Thursday, 1 January 2009
Julie Heyward's weblog Unreal Nature had a recent post, Into That State Of Feeling, that quoted the scene-setting description of Rome from Nathaniel Hawthorne's extremely strange semi-fantasy The Marble Faun (Gutenberg Etext No: 2181 / 2182).
The Marble Faun intro focuses on Rome's temporal complexity, a present on top of Christian, Roman and Etruscan ruins, which reminded me of The Professor's Dream, a cityscape of great monuments from various eras, drawn by the architect and archaeologist Charles Robert Cockerell, and Thomas Cole's The Architect's Dream. I'd known about these works for a while, but yesterday I was struck by the similarity of a painting in Images: Artists' views of places in care of the National Trust, Oliver Garnett, 1995, ISBN 0707802105), Carl Laubin's 1993 A Capriccio of National Trust Buildings, a composite landscape, with juxtaposed English stately homes and castles of all periods. I can't find this one online, but the Carl Laubin official website has many others (click on Gallery / Capricci / Open / Full screen, to get into the Flash slideshow), many of them amazingly evocative.
The similarity to Cockerell's work isn't accidental, some of Laubin's works being intentional homage. For instance, The Square Mile (inspired by The Professor's Dream) portrays the whole history of the City of London, from the remains of Londinium to Canary Wharf; and Another Professor's Dream puts Cockerell's architectural works into his unexecuted rotundas for the Cambridge University Library (see A classical fantasia: Carl Laubin has resurrected all C.R. Cockerell's major works in one ambitious, extraordinary painting, David Watkin, Apollo, March 2006). My favourite of the set, Grottesca, looks out from a vast and misty grotto entrance populated by (and partly made from) 77 National Trust garden buildings.
The roots of Laubin's work go deep, with immediate references to Cockerell's A Tribute to Sir Christopher Wren and to Joseph Gandy's 1818 Public and Private Buildings Executed by Sir John Soane. (Gandy's bizarre Soane's Bank of England as a ruin, 1830 is the header image for this post - see Where London Stood for detail, a ground plan for comparison, and Let there be light for more about Gandy).
The capriccio form - fantasy compositions based on architecture - dates even further back, exponents including Marco Ricci (see A Capriccio of Roman ruins, 1720s) and Giovanni Paolo Pannini (see his 1758 Picture gallery with views of ancient Rome).

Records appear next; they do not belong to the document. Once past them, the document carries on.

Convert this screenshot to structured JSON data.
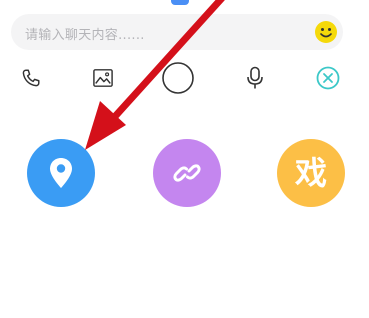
{
  "chat_input": {
    "placeholder": "请输入聊天内容......"
  },
  "toolbar": {
    "icons": [
      "phone-icon",
      "image-icon",
      "circle-button-icon",
      "microphone-icon",
      "close-icon"
    ]
  },
  "actions": {
    "game_label": "戏"
  },
  "colors": {
    "location": "#3a9cf4",
    "link": "#c486ef",
    "game": "#fcbf46",
    "emoji": "#f5d90a",
    "close": "#3cc8c8",
    "arrow": "#d4101a",
    "input_bg": "#f4f4f5"
  }
}
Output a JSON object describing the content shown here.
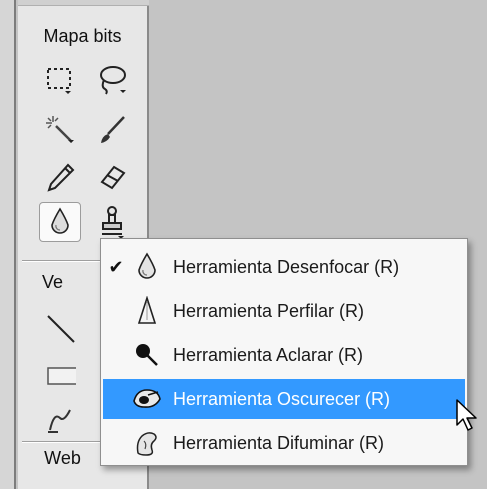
{
  "panel": {
    "section_bitmap": "Mapa bits",
    "section_vector": "Ve",
    "section_web": "Web"
  },
  "tools": [
    {
      "name": "marquee",
      "icon": "marquee-icon"
    },
    {
      "name": "lasso",
      "icon": "lasso-icon"
    },
    {
      "name": "magic-wand",
      "icon": "magic-wand-icon"
    },
    {
      "name": "brush",
      "icon": "brush-icon"
    },
    {
      "name": "pencil",
      "icon": "pencil-icon"
    },
    {
      "name": "eraser",
      "icon": "eraser-icon"
    },
    {
      "name": "blur",
      "icon": "blur-drop-icon",
      "active": true
    },
    {
      "name": "rubber-stamp",
      "icon": "rubber-stamp-icon"
    }
  ],
  "menu": {
    "items": [
      {
        "label": "Herramienta Desenfocar (R)",
        "checked": true,
        "icon": "blur-drop-icon"
      },
      {
        "label": "Herramienta Perfilar (R)",
        "checked": false,
        "icon": "sharpen-icon"
      },
      {
        "label": "Herramienta Aclarar (R)",
        "checked": false,
        "icon": "dodge-icon"
      },
      {
        "label": "Herramienta Oscurecer (R)",
        "checked": false,
        "icon": "burn-icon",
        "highlighted": true
      },
      {
        "label": "Herramienta Difuminar (R)",
        "checked": false,
        "icon": "smudge-icon"
      }
    ],
    "check_glyph": "✔"
  },
  "colors": {
    "highlight": "#3399ff",
    "menu_bg": "#f7f7f7",
    "panel_bg": "#e7e7e7"
  }
}
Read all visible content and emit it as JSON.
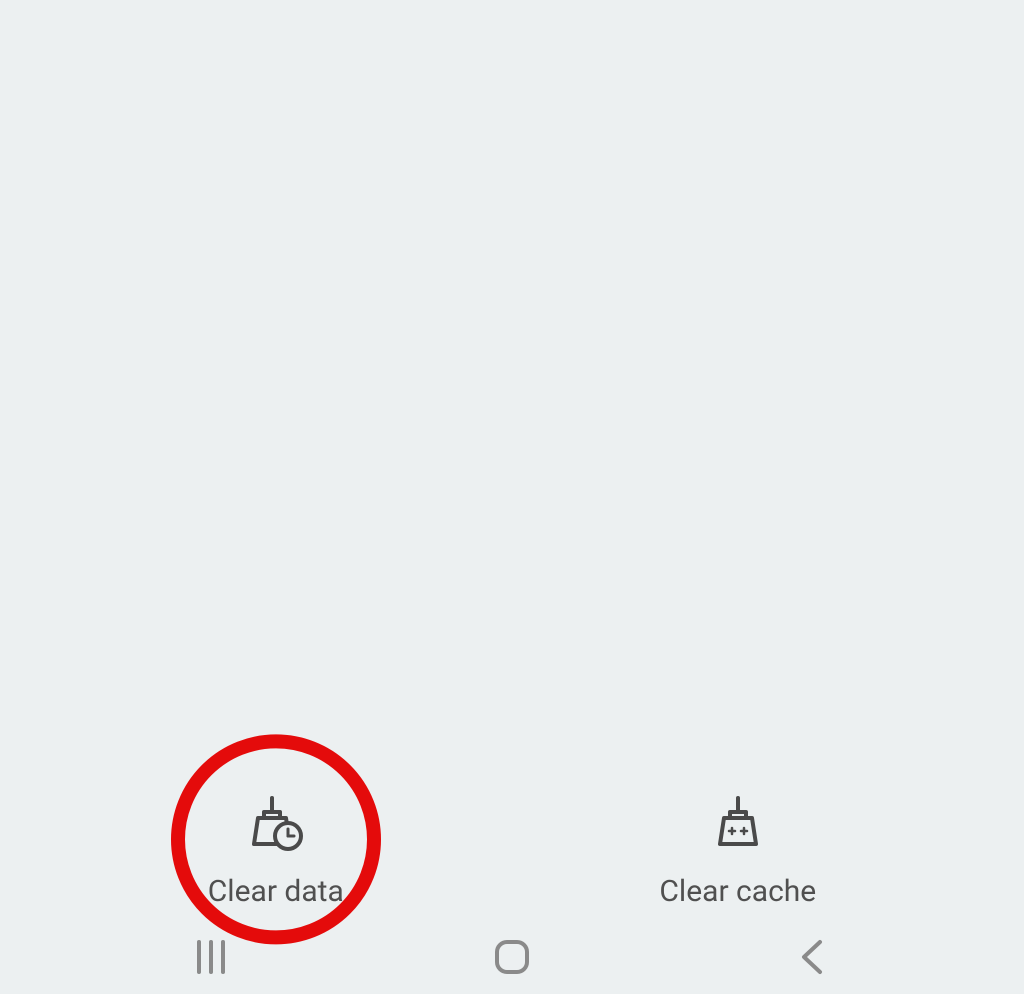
{
  "actions": {
    "clear_data": {
      "label": "Clear data"
    },
    "clear_cache": {
      "label": "Clear cache"
    }
  },
  "highlight_color": "#e40b0b",
  "icon_color": "#4a4a4a"
}
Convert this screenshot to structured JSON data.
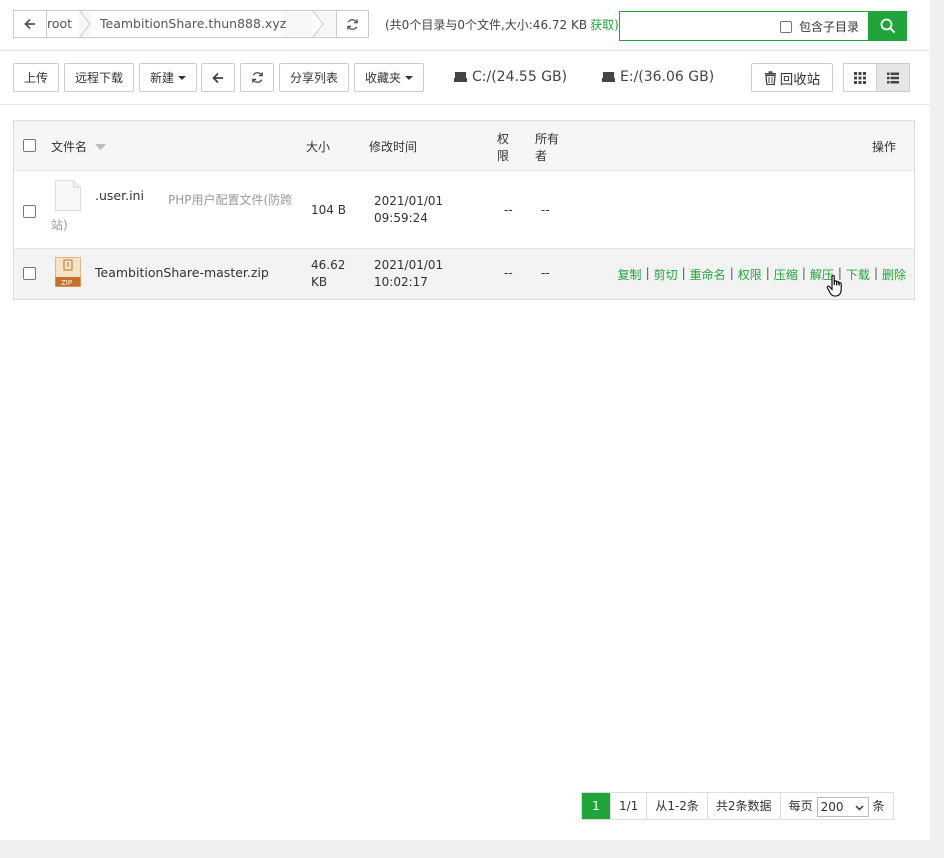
{
  "path": {
    "root": "root",
    "site": "TeambitionShare.thun888.xyz"
  },
  "summary": {
    "text": "(共0个目录与0个文件,大小:46.72 KB",
    "fetch": "获取)"
  },
  "search": {
    "placeholder": "",
    "include_subdir": "包含子目录"
  },
  "toolbar": {
    "upload": "上传",
    "remote_download": "远程下载",
    "new": "新建",
    "share_list": "分享列表",
    "favorites": "收藏夹",
    "recycle": "回收站"
  },
  "disks": [
    {
      "label": "C:/(24.55 GB)"
    },
    {
      "label": "E:/(36.06 GB)"
    }
  ],
  "table": {
    "headers": {
      "name": "文件名",
      "size": "大小",
      "mtime": "修改时间",
      "perm_1": "权",
      "perm_2": "限",
      "owner_1": "所有",
      "owner_2": "者",
      "ops": "操作"
    },
    "rows": [
      {
        "name": ".user.ini",
        "note_1": "PHP用户配置文件(防跨",
        "note_2": "站)",
        "size": "104 B",
        "date": "2021/01/01",
        "time": "09:59:24",
        "perm": "--",
        "owner": "--"
      },
      {
        "name": "TeambitionShare-master.zip",
        "icon_label": "ZIP",
        "size_1": "46.62",
        "size_2": "KB",
        "date": "2021/01/01",
        "time": "10:02:17",
        "perm": "--",
        "owner": "--",
        "ops": [
          "复制",
          "剪切",
          "重命名",
          "权限",
          "压缩",
          "解压",
          "下载",
          "删除"
        ]
      }
    ]
  },
  "pager": {
    "current": "1",
    "pages": "1/1",
    "range": "从1-2条",
    "total": "共2条数据",
    "per_page_label": "每页",
    "per_page": "200",
    "unit": "条"
  },
  "colors": {
    "accent": "#20a53a"
  }
}
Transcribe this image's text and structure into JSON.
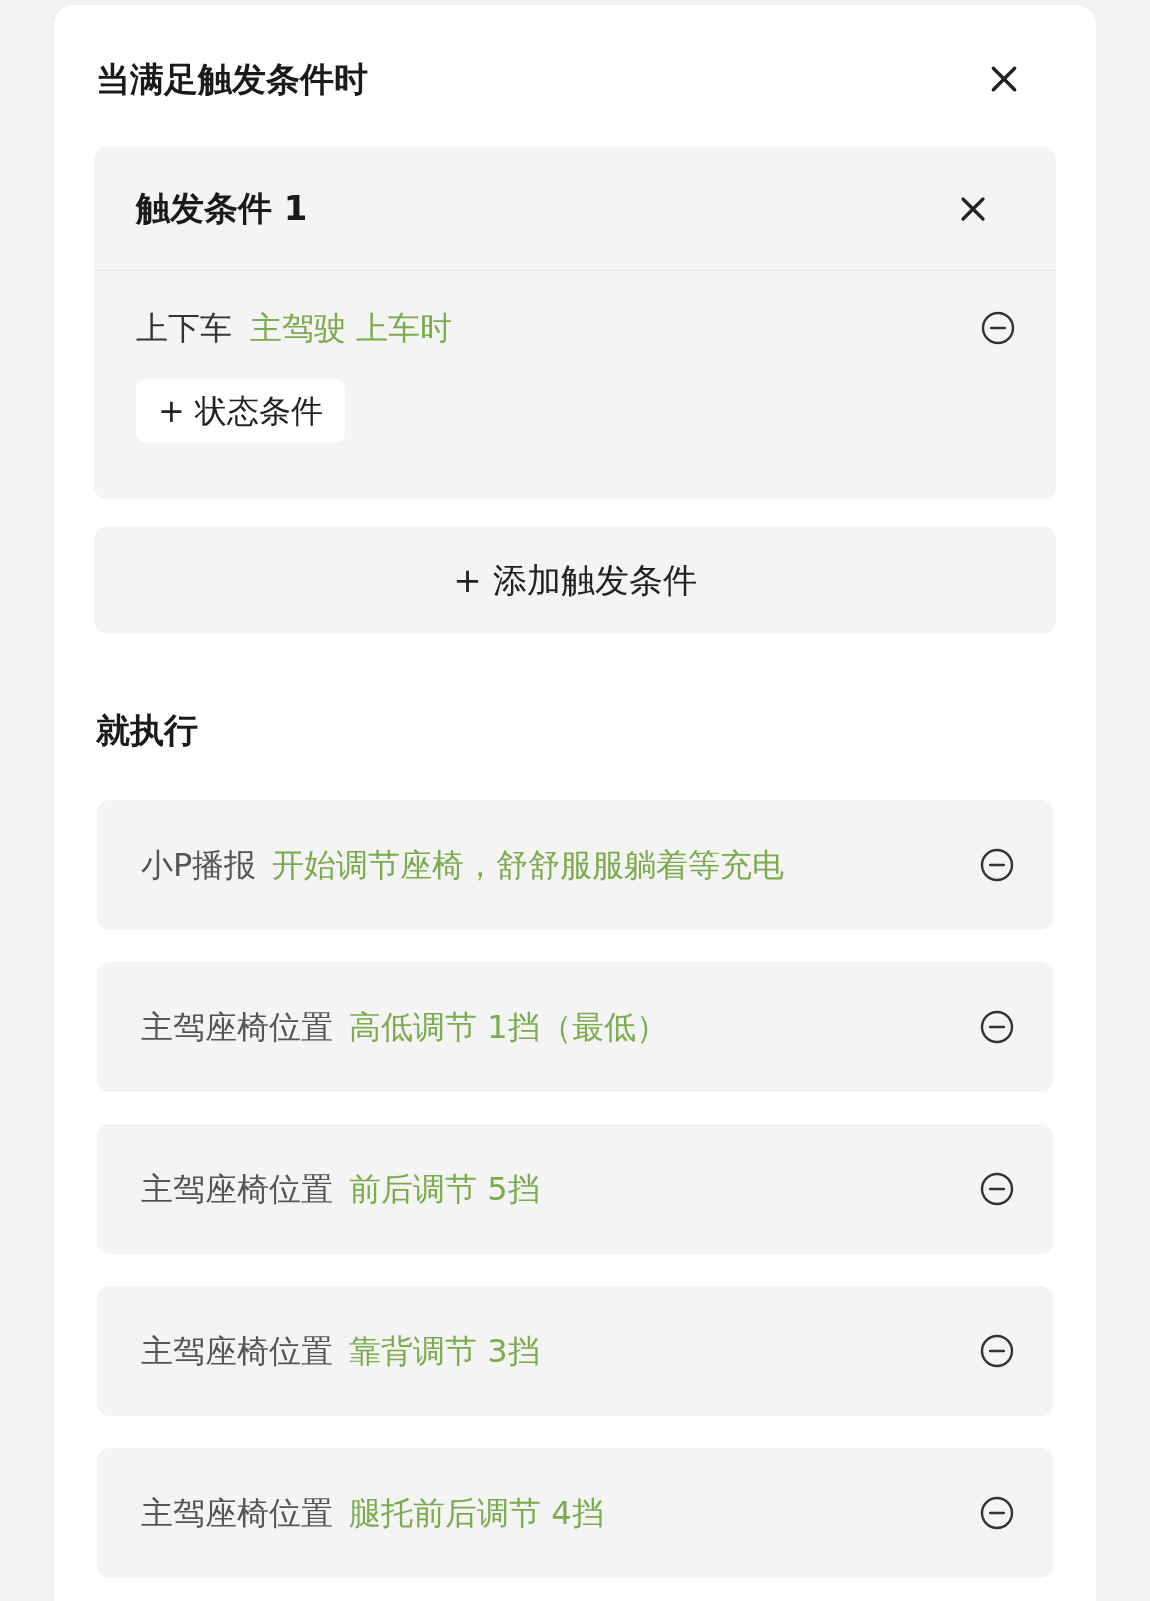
{
  "title": "当满足触发条件时",
  "trigger_groups": [
    {
      "title": "触发条件 1",
      "conditions": [
        {
          "label": "上下车",
          "value": "主驾驶 上车时"
        }
      ],
      "add_state_button": "+ 状态条件"
    }
  ],
  "add_trigger_button": "+ 添加触发条件",
  "actions_title": "就执行",
  "actions": [
    {
      "label": "小P播报",
      "value": "开始调节座椅，舒舒服服躺着等充电"
    },
    {
      "label": "主驾座椅位置",
      "value": "高低调节 1挡（最低）"
    },
    {
      "label": "主驾座椅位置",
      "value": "前后调节 5挡"
    },
    {
      "label": "主驾座椅位置",
      "value": "靠背调节 3挡"
    },
    {
      "label": "主驾座椅位置",
      "value": "腿托前后调节 4挡"
    }
  ]
}
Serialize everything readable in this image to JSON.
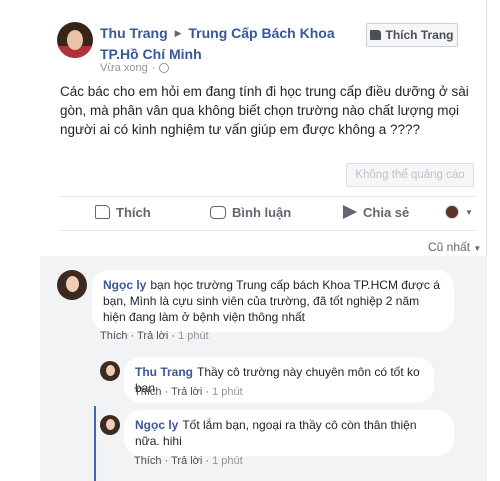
{
  "post": {
    "author": "Thu Trang",
    "separator_glyph": "▶",
    "target": "Trung Cấp Bách Khoa TP.Hồ Chí Minh",
    "time": "Vừa xong",
    "like_page_label": "Thích Trang",
    "text": "Các bác cho em hỏi em đang tính đi học trung cấp điều dưỡng ở sài gòn, mà phân vân qua không biết chọn trường nào chất lượng mọi người ai có kinh nghiệm tư vấn giúp em được không a ????",
    "ad_label": "Không thể quảng cáo"
  },
  "actions": {
    "like": "Thích",
    "comment": "Bình luận",
    "share": "Chia sẻ"
  },
  "comments_sort": "Cũ nhất",
  "comments": [
    {
      "author": "Ngọc ly",
      "text": "bạn học trường Trung cấp bách Khoa TP.HCM được á bạn, Mình là cựu sinh viên của trường, đã tốt nghiệp 2 năm hiện đang làm ở bệnh viện thông nhất",
      "like": "Thích",
      "reply": "Trả lời",
      "time": "1 phút"
    },
    {
      "author": "Thu Trang",
      "text": "Thầy cô trường này chuyên môn có tốt ko bạn",
      "like": "Thích",
      "reply": "Trả lời",
      "time": "1 phút"
    },
    {
      "author": "Ngọc ly",
      "text": "Tốt lắm bạn, ngoại ra thầy cô còn thân thiện nữa. hihi",
      "like": "Thích",
      "reply": "Trả lời",
      "time": "1 phút"
    }
  ],
  "colors": {
    "link": "#365899",
    "muted": "#90949c",
    "comment_bg": "#f2f3f5",
    "reply_bar": "#4267b2"
  },
  "icons": [
    "like-icon",
    "comment-icon",
    "share-icon",
    "globe-icon",
    "chevron-down-icon"
  ]
}
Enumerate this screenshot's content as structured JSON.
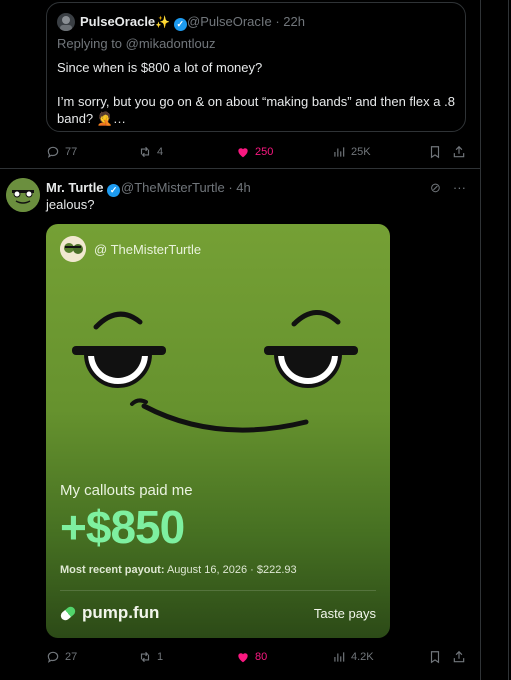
{
  "quoted": {
    "name": "PulseOracle",
    "name_suffix": "✨",
    "handle_time": "@PulseOracIe · 22h",
    "replying_to": "Replying to @mikadontlouz",
    "line1": "Since when is $800 a lot of money?",
    "line2": "I’m sorry, but you go on & on about “making bands” and then flex a .8",
    "line3": "band? 🤦…"
  },
  "actions_top": {
    "replies": "77",
    "reposts": "4",
    "likes": "250",
    "views": "25K"
  },
  "tweet": {
    "name": "Mr. Turtle",
    "handle_time": "@TheMisterTurtle · 4h",
    "text": "jealous?"
  },
  "card": {
    "handle": "@ TheMisterTurtle",
    "callouts": "My callouts paid me",
    "amount": "+$850",
    "payout_label": "Most recent payout:",
    "payout_date": "August 16, 2026",
    "payout_sep": "·",
    "payout_amount": "$222.93",
    "brand": "pump.fun",
    "tagline": "Taste pays"
  },
  "actions_bottom": {
    "replies": "27",
    "reposts": "1",
    "likes": "80",
    "views": "4.2K"
  },
  "colors": {
    "like_pink": "#f91880",
    "verified_blue": "#1d9bf0",
    "amount_green": "#7ef0a0"
  }
}
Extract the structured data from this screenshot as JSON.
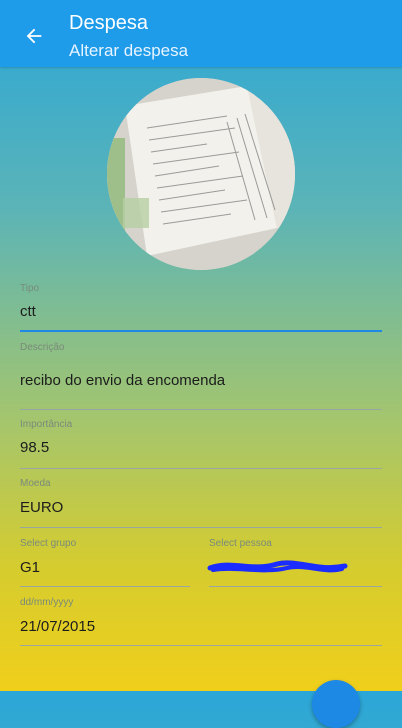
{
  "appbar": {
    "back_icon": "arrow-left-icon",
    "title": "Despesa",
    "subtitle": "Alterar despesa"
  },
  "photo": {
    "icon": "receipt-photo"
  },
  "form": {
    "tipo": {
      "label": "Tipo",
      "value": "ctt"
    },
    "descricao": {
      "label": "Descrição",
      "value": "recibo do envio da encomenda"
    },
    "importancia": {
      "label": "Importância",
      "value": "98.5"
    },
    "moeda": {
      "label": "Moeda",
      "value": "EURO"
    },
    "grupo": {
      "label": "Select grupo",
      "value": "G1"
    },
    "pessoa": {
      "label": "Select pessoa",
      "value": ""
    },
    "data": {
      "label": "dd/mm/yyyy",
      "value": "21/07/2015"
    }
  },
  "colors": {
    "accent": "#1e88e5",
    "appbar": "#1e9be9"
  }
}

Other artists of related interest: William Marlow, whose Capriccio: St Paul's and a Venetian Canal (circa 1795) juxtaposes a London skyline with a Venice foreground; Emily Allchurch, some of whose urban images definitely come under the capriccio category, particularly the Settings series that reconstruct Old Masters paintings using architectural detail from contemporary London (see The Tower of London (after Breugel)) and the Urban Chiaroscuro series that similarly reimagine Piranesi's Carceri d'invenzione series (themselves capricci-style); and Agostino Arrivabene, whose landscapes include capricci of the ruins of strange monumental architecture - it's unclear if it's alien or far-future (see Capriccio con ruderi di città ideale - Capriccio with ruins of an ideal city).
Addendum: in the comments, thatsticksandstonesshouldfall (to whose blog I've linked) recommended also "Monsù Desiderio", the pseudonym for the collaborative works of François de Nomé and Didier Barra in the early 1600s. Apart from more traditional capricci, he/they "also painted buildings in the actual moment of their destruction, which are wonderfully mind-blowing". See the post there expanding on his/their work, On the shore at Utica.
Addendum 2: this is not architectural, but I was just looking at Dramatis Personae of the History and Exploration of the Greater Himalaya, Karakoram, Pamirs, Hindu-Kush, Tibet, Afghanistan, High Tartary and Surrounding Territories, up to 1921, which a scan of pleasant print depicting the relative heights of various mountains in a style resembling those architectural composites. See A Comparative View of the Principal Mountains in the World with their Altitudes (from the Thos. Starling "Family Cabinet Atlas" London, Bull & Co., 1820/1830?). Actually, on closer observation it's a tiny bit architectural; you can just see the Pyramids (Africa no. 1) at bottom left.